- "Elysium Space Website".
- Hamish McKenzie (2013-08-09). "The real Elysium: Send your dead loved one into space for $2K". Pando Daily. Retrieved 2013-08-10.
- Kim-Mai Cutler (2013-08-09). "Have A Space Burial As Elysium Sends Your Ashes Into Orbit". TechCrunch. Retrieved 2013-08-10.
- Josh Ong (2013-08-09). "Elysium Space will launch your loved ones’ ashes into orbit for $2,000". TheNextWeb. Retrieved 2013-08-10.
- "The Jameson Satellite" (Amazing Stories, July 1931; Amazing Stories, April 1956 (reprint); Ace Books collection #1, 1967.
- John Hinterberger: The Seattle Times Sunday Magazine, page 3, April 3, 1977.
- Porco, Carolyn. "The Eugene M. Shoemaker Tribute". Diamond Sky Productions. Retrieved 8 June 2013.
- Porco, Carolyn C. (February 2000). "Destination Moon". Astronomy. Retrieved 8 June 2013.
- Rikki King (2012-05-24). "Dog's ashes may have been sneaked on to space flight". Everett Herald. Retrieved 2012-06-02.
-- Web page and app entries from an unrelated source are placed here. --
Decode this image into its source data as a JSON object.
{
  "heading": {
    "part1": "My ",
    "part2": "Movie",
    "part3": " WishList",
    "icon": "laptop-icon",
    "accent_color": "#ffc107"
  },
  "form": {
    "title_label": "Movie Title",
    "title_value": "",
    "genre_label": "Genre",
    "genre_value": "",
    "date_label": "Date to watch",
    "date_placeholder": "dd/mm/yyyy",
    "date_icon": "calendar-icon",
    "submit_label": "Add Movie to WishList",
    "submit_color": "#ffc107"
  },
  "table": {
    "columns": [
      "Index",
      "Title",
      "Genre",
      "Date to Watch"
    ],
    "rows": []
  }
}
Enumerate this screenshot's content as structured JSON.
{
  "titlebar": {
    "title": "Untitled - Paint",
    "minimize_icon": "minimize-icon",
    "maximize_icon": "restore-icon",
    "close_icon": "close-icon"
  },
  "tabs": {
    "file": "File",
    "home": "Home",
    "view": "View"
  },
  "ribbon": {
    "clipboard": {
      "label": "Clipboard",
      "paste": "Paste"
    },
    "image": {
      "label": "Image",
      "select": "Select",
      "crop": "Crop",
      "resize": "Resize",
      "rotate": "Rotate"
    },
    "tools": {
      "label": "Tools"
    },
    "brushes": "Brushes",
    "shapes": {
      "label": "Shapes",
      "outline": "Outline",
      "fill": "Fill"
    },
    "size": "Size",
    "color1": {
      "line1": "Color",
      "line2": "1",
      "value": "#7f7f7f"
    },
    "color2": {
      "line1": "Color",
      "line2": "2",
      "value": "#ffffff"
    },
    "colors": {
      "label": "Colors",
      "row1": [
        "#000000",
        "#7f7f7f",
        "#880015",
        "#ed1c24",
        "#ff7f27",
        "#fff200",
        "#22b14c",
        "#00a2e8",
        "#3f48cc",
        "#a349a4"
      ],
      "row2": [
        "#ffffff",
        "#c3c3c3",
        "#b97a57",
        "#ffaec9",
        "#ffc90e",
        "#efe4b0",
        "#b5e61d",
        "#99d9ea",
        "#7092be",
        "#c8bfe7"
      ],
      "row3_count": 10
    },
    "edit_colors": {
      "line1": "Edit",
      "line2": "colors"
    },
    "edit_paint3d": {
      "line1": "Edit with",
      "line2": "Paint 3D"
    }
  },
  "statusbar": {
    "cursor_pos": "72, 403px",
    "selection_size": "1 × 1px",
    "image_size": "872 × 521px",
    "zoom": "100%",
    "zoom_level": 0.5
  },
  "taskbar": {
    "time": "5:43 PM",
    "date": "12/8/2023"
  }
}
- "Falcon 1 suffers another setback". Spaceflight Now. August 3, 2008. Retrieved January 27, 2013.
- Moskowitz, Clara (2012-05-22). "Ashes of Star Trek's 'Scotty' Ride Private Rocket Into Space". New York: Space.com. Archived from the original on 2012-05-22. Retrieved 2012-05-31.
- Celestis - The Legacy flight
- Elysium Space Website
- Celestis Website
- The Real Elysium - Send Your Loved One Into Space for $2k, Pando Daily, August 9, 2013
- Have A Space Burial As Elysium Sends Your Ashes Into Orbit, TechCrunch, August 9, 2013
- The Ultimate One-Way Ticket, Wired Magazine, February 21, 2006
- Death Is a Long, Strange Trip, Wired Magazine, November 7, 2006